═════ Information given ═════
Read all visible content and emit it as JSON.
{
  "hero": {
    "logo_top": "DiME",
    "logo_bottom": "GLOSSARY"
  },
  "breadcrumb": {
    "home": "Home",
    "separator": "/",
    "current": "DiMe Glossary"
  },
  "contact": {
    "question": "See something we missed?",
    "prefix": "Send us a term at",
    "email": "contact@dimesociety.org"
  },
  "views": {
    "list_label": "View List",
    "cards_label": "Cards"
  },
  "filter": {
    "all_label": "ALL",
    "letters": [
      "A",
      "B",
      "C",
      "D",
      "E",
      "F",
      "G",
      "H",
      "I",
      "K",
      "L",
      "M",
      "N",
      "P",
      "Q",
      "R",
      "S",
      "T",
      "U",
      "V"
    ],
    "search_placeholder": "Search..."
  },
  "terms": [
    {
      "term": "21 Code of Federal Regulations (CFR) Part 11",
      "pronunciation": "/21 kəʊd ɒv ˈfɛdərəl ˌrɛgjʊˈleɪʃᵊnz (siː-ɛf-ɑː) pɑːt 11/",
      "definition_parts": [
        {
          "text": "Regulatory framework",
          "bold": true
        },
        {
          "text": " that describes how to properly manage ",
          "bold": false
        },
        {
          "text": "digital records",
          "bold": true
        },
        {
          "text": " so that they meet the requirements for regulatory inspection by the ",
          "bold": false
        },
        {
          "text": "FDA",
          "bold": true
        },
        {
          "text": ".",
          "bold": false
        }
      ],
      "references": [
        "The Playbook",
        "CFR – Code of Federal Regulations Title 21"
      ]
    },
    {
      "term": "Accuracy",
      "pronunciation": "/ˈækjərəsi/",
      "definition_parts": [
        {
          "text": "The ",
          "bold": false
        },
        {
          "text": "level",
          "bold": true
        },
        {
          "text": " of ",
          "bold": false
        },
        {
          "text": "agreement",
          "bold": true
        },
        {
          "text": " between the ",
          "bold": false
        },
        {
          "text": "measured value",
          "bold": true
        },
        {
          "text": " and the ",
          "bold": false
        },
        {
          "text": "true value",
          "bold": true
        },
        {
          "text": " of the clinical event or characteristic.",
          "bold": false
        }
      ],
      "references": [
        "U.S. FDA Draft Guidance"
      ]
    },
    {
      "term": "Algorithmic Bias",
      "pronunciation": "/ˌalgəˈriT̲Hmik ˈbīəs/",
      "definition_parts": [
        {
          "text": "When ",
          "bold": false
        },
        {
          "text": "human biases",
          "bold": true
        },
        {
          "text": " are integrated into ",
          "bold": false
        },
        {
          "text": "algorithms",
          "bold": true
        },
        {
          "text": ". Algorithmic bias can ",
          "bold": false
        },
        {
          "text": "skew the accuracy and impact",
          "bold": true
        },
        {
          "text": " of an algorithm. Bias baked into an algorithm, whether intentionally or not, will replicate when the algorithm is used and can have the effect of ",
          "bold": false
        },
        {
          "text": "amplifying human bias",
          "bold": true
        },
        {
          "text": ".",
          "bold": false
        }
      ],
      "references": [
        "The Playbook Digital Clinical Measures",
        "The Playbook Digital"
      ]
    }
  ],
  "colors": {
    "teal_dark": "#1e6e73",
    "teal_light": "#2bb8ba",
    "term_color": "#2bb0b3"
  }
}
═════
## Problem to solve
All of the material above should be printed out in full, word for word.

## Result
Read all visible content and emit it as JSON.
{
  "hero": {
    "logo_top": "DiME",
    "logo_bottom": "GLOSSARY"
  },
  "breadcrumb": {
    "home": "Home",
    "separator": "/",
    "current": "DiMe Glossary"
  },
  "contact": {
    "question": "See something we missed?",
    "prefix": "Send us a term at",
    "email": "contact@dimesociety.org"
  },
  "views": {
    "list_label": "View List",
    "cards_label": "Cards"
  },
  "filter": {
    "all_label": "ALL",
    "letters": [
      "A",
      "B",
      "C",
      "D",
      "E",
      "F",
      "G",
      "H",
      "I",
      "K",
      "L",
      "M",
      "N",
      "P",
      "Q",
      "R",
      "S",
      "T",
      "U",
      "V"
    ],
    "search_placeholder": "Search..."
  },
  "terms": [
    {
      "term": "21 Code of Federal Regulations (CFR) Part 11",
      "pronunciation": "/21 kəʊd ɒv ˈfɛdərəl ˌrɛgjʊˈleɪʃᵊnz (siː-ɛf-ɑː) pɑːt 11/",
      "definition_parts": [
        {
          "text": "Regulatory framework",
          "bold": true
        },
        {
          "text": " that describes how to properly manage ",
          "bold": false
        },
        {
          "text": "digital records",
          "bold": true
        },
        {
          "text": " so that they meet the requirements for regulatory inspection by the ",
          "bold": false
        },
        {
          "text": "FDA",
          "bold": true
        },
        {
          "text": ".",
          "bold": false
        }
      ],
      "references": [
        "The Playbook",
        "CFR – Code of Federal Regulations Title 21"
      ]
    },
    {
      "term": "Accuracy",
      "pronunciation": "/ˈækjərəsi/",
      "definition_parts": [
        {
          "text": "The ",
          "bold": false
        },
        {
          "text": "level",
          "bold": true
        },
        {
          "text": " of ",
          "bold": false
        },
        {
          "text": "agreement",
          "bold": true
        },
        {
          "text": " between the ",
          "bold": false
        },
        {
          "text": "measured value",
          "bold": true
        },
        {
          "text": " and the ",
          "bold": false
        },
        {
          "text": "true value",
          "bold": true
        },
        {
          "text": " of the clinical event or characteristic.",
          "bold": false
        }
      ],
      "references": [
        "U.S. FDA Draft Guidance"
      ]
    },
    {
      "term": "Algorithmic Bias",
      "pronunciation": "/ˌalgəˈriT̲Hmik ˈbīəs/",
      "definition_parts": [
        {
          "text": "When ",
          "bold": false
        },
        {
          "text": "human biases",
          "bold": true
        },
        {
          "text": " are integrated into ",
          "bold": false
        },
        {
          "text": "algorithms",
          "bold": true
        },
        {
          "text": ". Algorithmic bias can ",
          "bold": false
        },
        {
          "text": "skew the accuracy and impact",
          "bold": true
        },
        {
          "text": " of an algorithm. Bias baked into an algorithm, whether intentionally or not, will replicate when the algorithm is used and can have the effect of ",
          "bold": false
        },
        {
          "text": "amplifying human bias",
          "bold": true
        },
        {
          "text": ".",
          "bold": false
        }
      ],
      "references": [
        "The Playbook Digital Clinical Measures",
        "The Playbook Digital"
      ]
    }
  ],
  "colors": {
    "teal_dark": "#1e6e73",
    "teal_light": "#2bb8ba",
    "term_color": "#2bb0b3"
  }
}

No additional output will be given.